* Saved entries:
══════════
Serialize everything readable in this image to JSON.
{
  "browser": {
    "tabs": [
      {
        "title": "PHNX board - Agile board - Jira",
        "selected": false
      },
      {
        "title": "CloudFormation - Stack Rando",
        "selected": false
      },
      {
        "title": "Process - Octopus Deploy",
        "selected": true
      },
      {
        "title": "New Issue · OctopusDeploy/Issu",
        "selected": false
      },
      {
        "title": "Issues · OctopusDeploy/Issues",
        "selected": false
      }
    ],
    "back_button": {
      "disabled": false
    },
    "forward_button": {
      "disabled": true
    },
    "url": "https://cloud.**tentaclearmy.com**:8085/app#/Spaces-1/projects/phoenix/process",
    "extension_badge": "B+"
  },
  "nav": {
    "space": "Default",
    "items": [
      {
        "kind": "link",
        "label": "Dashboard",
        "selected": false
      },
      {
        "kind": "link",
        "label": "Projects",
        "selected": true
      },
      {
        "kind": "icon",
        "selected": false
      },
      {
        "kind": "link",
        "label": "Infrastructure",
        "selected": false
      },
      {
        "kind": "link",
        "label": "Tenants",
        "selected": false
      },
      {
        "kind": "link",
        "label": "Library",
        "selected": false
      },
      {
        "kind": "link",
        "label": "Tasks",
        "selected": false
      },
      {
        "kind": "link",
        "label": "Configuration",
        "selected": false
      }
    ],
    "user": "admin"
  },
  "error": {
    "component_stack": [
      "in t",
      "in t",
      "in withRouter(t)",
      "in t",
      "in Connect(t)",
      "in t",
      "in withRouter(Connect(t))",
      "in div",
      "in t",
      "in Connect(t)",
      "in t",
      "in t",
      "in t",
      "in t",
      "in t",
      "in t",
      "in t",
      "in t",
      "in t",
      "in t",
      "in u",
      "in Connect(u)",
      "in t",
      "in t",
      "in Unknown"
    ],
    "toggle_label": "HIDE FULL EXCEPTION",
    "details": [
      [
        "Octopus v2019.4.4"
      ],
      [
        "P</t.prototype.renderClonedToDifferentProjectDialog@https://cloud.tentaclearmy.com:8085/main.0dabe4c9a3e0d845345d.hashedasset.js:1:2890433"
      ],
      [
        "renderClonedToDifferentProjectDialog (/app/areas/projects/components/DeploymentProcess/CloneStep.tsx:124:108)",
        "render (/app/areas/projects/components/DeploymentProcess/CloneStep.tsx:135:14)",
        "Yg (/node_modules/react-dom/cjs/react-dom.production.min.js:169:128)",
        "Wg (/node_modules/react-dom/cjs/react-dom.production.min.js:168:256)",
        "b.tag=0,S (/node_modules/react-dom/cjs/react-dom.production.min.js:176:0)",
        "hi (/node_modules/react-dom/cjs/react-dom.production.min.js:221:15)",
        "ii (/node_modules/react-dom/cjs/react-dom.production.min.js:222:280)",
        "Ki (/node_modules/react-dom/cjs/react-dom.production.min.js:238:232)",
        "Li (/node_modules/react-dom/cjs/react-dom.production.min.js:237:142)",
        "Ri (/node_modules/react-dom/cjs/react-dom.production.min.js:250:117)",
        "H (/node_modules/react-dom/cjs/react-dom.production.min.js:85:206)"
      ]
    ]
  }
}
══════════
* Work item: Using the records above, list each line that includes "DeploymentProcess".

* Answer to this task:
        "renderClonedToDifferentProjectDialog (/app/areas/projects/components/DeploymentProcess/CloneStep.tsx:124:108)",
        "render (/app/areas/projects/components/DeploymentProcess/CloneStep.tsx:135:14)",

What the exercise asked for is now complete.